One of our goals in maintaining this blog is to help keep the focus of our profession on the flying. This task is increasingly difficult in the face of so much commentary on the future of human-machine interaction, much of it following the high profile aviation accidents of the past 5 years. More than at any time in recent memory, the focus of those both inside of and outside of aviation concerns the amount of automation on the flight deck, its complexity, and the unintended consequences that automation causes. We are not the only industry impacted by this phenomenon—just the most visible. After all, the high-def images and YouTube videos generated by just one aviation accident leave impressions that last far longer than a computer failure in one of the world’s major financial markets, a chemical or fuel spill related to non-aviation transportation, or a security breach of some institution or system by computer hacking or network failures.
We—pilots—are and will remain the focus of a large amount of criticism directed at the vulnerabilities of the man-machine relationship (some which are still developing along with new technologies that we are today unaware of). Sometimes we dedicate this blog space to defending aircrews from over-zealous critics. But most of the time we do what aviation professionals have done for over a century, and that is to take criticism seriously, to investigate it thoroughly, and then vigorously press the implementation of improvements to processes, procedures, and practices wherever and whenever possible.
We maintain that it is more important to maintain wise and continuous improvement to the man-machine dynamic, not just to keep up with technological advances, but to help lead the implementation of technology into aviation. It is not enough to simply respond with a knee-jerk action after an accident or string of incidents related to automation. We must acknowledge the presence of critics, and evaluate their commentary constructively.
Consider the following comments that come at the end of a widely distributed journal by a veteran aviation author and journalist, published in October of this year in an examination of the 2009 crash of Air France Flight 447:

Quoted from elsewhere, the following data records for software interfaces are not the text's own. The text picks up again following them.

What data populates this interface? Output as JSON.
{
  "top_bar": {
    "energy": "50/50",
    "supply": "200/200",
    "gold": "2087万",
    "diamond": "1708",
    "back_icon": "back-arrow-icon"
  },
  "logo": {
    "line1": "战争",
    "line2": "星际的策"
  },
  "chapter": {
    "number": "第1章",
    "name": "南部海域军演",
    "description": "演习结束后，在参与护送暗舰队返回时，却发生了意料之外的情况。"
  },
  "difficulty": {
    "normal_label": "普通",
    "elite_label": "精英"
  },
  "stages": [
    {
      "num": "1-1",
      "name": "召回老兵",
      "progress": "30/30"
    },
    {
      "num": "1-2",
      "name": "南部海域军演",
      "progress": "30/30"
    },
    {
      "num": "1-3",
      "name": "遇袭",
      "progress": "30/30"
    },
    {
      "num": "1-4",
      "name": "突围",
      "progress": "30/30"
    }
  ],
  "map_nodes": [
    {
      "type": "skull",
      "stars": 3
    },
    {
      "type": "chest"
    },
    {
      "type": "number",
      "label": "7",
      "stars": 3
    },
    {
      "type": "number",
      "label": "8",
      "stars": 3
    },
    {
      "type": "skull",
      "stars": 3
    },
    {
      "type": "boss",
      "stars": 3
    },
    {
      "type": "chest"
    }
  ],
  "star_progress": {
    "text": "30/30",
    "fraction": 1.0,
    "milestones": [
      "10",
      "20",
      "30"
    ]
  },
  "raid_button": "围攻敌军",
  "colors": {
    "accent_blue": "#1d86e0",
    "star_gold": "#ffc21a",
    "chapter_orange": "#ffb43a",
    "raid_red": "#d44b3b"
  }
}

“It seems that we are locked into a spiral in which poor human performance begets automation, which worsens human performance, which begets increasing automation. The pattern is common to our time but is acute in aviation…At a time when accidents are extremely rare, each one becomes a one-off event, unlikely to be repeated in detail. Next time it will be some other airline, some other culture, and some other failure—but it will almost certainly involve automation and will perplex us when it occurs. Over time the automation will expand to handle in-flight failures and emergencies, and as the safety record improves, pilots will gradually be squeezed from the cockpit altogether.”
Our profession does not have to accept most of what is suggested in this paragraph as an inevitable outcome of 21st century aviation, but we must acknowledge how it has come to pass that this view of aviation can persist as “typical.” This dystopian view of the future of aviation is not one that we can or should accept as permanent, and neglects the foundational principles of Automation Airmanship, principles that we remain stalwart in advocating and defending. The inherent strength of the human component of the man-machine interface is based in 9 durable, universally accessed and easily practiced principles. These easily understood practices can—and should—be put into practice with discipline and purpose on every flight leg, segment, or mission. Not only is it time for this to take hold, but its necessary to stem the tide of criticism that maintains that we have grown weak, lazy, and prone to errors that we no longer understand or contemplate the meaning of.
In the meantime, welcome criticism, consider it carefully, and seek to sharpen your own habits and airmanship standards wherever there can be even the smallest improvement.
Think about it.
Until our next report, fly safe, and always, fly first.
Reference: William Langewiesche in Vanity Fair, October 2014: The Human Factor